As an RN, how was your experience during the pandemic in 2020? Through all of the chaos were you still able to nurture your art?   

Yes I was. I created a piece named 'Black and Essential', it's a portrait of me while I was at work, it received a lot of attention and I sold it immediately. A lot of things happened during covid, I decided to move to Serenbe. I came out here to see their gallery maybe 2 years ago, they looked at my stuff while I was sitting there and the gallery president started following me on Instagram. I was randomly out here a year later just having breakfast and she randomly pulled up and saw me and was like "I have been meaning to get in contact with you, we want you to be in our gallery". Then covid happened and everything shut down the day after we moved here.       

  That feeling of having gratitude, the universe understands that - GW Harper  

If your art was a song which one would it be?   

Streetcar by Daniel Caesar, basically it says "Seems like street lights glowing happen to be just like moments passing in front of me". I know where I'm going with my artwork, I'm just not there yet, I'm still on my journey but for me I'm learning that the journey is a destination. Because what are you getting to once you've gotten to this checkpoint? You're not gonna stop there.     

  I know where I'm going with my artwork, I'm just not there yet - GW Harper  

Who are your top 3 painters?   

That changes on a daily, right now it is Basquiat. When you see his work you feel the emotion. It's raw, graphic, some of it is violent but you feel his mental illness, you feel where he was in that point in time, when he painted. Almost like his mind was moving soo fast he had to get all of the emotion out and put it somewhere. Alma Thomas is one of my newer ones, she uses acrylic and watercolors and painted these beautiful rainbows, it's like a kid painted them. Lastly Kehinde Wiley. He painted the portrait of President Obama, I like his pieces because they feel a lot like my mixed media pieces.   He paints everyday black people and he adorns them with these beautiful flowers. I have a series called "The Mugshot Martyr" where I take the mugshot of famous individuals' most daunting of times and I envelop them into a bed of flowers. Kind of like you are uplifting them into a deity, sometimes I put a halo on their head and Kehinde's work resonates with me because of that.       

  You have to be resourceful - GW Harper       

What is your biggest challenge in painting?   

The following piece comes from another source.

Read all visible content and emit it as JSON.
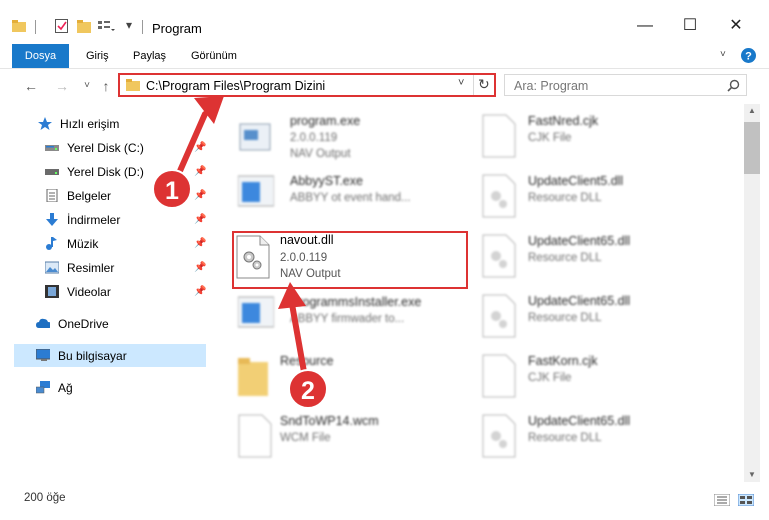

Starting a new piece, starting to visualize it. I usually would have dreams and visions of what it would look like, unless I am doing abstract but even then I would have to start with some strokes mentally before I start because it still has to have composition. I like to take on projects that challenge me, where it's like 'how in the world am I going to paint that, I don't even know where to start' (haha)  But taking on new challenges is like checkpoints, I was able to do this successfully on to the next thing. I had to do a live painting on zoom, painted this huge 30 X 40 piece in Somehow in literally two hours of Martin Luther King. On top of that I painted it outside in the cold. I was trying to paint it with a beautiful backdrop of the woods but there is challenges with execution.     

Are you currently working on any new projects?   

On top of nursing and starting two new businesses alongside my art, I teach art every Thursday, for five classes from kids ages 2 to 14. I am on the board of directors for Serenbe Institute and Air Serenbe and they are commissioning me to paint a 40 x 90 mural that will be on the side of a shipping container on the property of Air Serenbe art farm. So because I teach the children, I am probably going to have them help out with painting it. 

This will be my second mural, my first was in downtown Atlanta, somebody reached out to me from Instagram and I said 'I am not a portrait artist and I have never done a mural' and they said "Well if that's your problem then come on join us" and it turned into this whole other type of medium of work that I could not have foreseen. It's something that wasn't in my box because I wasn't comfortable doing it, and it turned into something great.       

Collect GW Harper's abstract pieces exclusively at Kuali Gallery!